Finding the Evidence

Go back to your questions.   Think about what kind of information/evidence you need to answer your question.   Do you need statistics, surveys, case studies?
 

Databases                                                                                                   



-The Hospitality list on the Articles tab is a great place to start, however you might find great information in other places. 

-Are you dealing with a human resources question?   Check the Psychology literature – you may find helpful information there as well. 

-What about other Business databases? Sociology databases? Statistical databases

-Sometimes a search aggregator (search engine that looks at more than one database) such as One Search can suggest places to start.
 

Websites                                                                                                                                         

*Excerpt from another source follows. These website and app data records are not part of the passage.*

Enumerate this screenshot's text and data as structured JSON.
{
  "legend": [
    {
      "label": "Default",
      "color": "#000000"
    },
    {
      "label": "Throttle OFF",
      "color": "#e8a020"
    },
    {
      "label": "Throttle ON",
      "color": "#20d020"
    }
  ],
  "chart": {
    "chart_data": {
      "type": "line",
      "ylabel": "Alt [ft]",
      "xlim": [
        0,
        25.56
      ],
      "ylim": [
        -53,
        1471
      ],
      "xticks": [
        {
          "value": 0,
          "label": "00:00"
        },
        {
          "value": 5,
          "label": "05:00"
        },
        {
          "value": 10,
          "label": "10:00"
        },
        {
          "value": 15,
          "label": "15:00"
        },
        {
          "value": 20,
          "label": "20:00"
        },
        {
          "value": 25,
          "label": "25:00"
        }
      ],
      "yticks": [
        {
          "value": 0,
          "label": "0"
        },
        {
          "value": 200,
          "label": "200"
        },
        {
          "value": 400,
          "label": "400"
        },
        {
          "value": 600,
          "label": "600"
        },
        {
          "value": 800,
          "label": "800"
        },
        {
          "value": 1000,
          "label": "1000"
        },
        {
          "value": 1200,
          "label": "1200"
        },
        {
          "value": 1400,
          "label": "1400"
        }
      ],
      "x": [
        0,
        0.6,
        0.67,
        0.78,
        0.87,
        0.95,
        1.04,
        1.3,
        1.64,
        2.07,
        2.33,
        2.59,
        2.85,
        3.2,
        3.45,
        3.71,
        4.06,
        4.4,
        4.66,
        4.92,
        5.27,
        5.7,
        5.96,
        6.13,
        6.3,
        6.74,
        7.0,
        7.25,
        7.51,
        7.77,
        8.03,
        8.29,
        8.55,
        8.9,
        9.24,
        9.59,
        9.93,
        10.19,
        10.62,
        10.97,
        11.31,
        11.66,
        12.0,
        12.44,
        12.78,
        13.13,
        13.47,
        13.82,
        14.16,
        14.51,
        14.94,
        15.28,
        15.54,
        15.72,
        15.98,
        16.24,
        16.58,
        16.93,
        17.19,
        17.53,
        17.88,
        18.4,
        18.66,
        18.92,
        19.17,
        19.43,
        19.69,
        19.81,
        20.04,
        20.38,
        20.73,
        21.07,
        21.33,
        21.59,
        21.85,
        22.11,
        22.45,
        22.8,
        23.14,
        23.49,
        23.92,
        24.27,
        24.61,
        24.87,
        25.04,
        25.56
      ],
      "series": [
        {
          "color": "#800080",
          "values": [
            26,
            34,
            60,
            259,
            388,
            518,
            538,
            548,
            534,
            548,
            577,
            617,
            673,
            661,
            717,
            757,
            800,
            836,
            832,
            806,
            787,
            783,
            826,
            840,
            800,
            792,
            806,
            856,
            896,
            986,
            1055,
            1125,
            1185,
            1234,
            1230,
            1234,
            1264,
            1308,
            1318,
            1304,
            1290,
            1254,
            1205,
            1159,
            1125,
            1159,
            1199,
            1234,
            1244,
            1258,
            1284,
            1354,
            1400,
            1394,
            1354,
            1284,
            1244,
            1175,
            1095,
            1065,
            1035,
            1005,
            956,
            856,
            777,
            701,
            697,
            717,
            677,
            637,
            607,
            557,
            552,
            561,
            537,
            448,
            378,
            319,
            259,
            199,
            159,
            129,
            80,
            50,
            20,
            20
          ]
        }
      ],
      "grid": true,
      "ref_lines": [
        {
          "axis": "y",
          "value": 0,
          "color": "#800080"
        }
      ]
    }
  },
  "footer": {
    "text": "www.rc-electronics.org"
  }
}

-Organizations: see Career Page of this research guide

-Government
 

Terminology                                                                                                



-Try “Evidence-Based” with or without quotations marks, with and without the hyphen.

-Try variations on “leadership”, such as leader, leading …
 

Questions for Consideration

Suppose you are trying to find out about the performance of hotels, what kind of information would you need and what questions would you ask? Once you obtain the information that you need, what can that information tell you? For example, you might find Smith Travel Research (STR) data on occupancy and rate useful, but what can that data really tell you?

Alternatively, perhaps you are interested in tourism in a city or region and what can these STR data tell you about its financial health and performance?

If you are asking questions about the performance of restaurants, you might find data from the National Restaurant Association (NRA), but what can that information tell you?

If you are asking questions about the performance of restaurants, you might find data from Meeting Professionals International (MPI) , but what can that information tell you?

Asking an "Answerable" Question

In order to know what information you need, it often helps to use something like the PICO format to help structure your question.  

In EBM, the PICO format looks like this.  

An example might be - We've always used Drug A to treat a Disease,   Drug B can be used also.   Which one is better for relieving pain?

In the EBM PICO format, our question might be - In patients with this Disease, is Drug B as effective or more effective than Drug A in relieving pain?

Center for Evidence Based Management

On their website, the Center for Evidence Based Management adapts the PICO format for management questions.

Population = Who or What?

Intervention = How?

Comparison = Compared to what / what is the alternative?

Outcome = What are you trying to accomplish, improve, effect?

Context = Under what circumstances?

 

Would either of these formats work for Leadership questions?   If not, how might you adapt the format

 

To learn more about these concepts, please consult these tutorials from the Center for Evidence Based Management: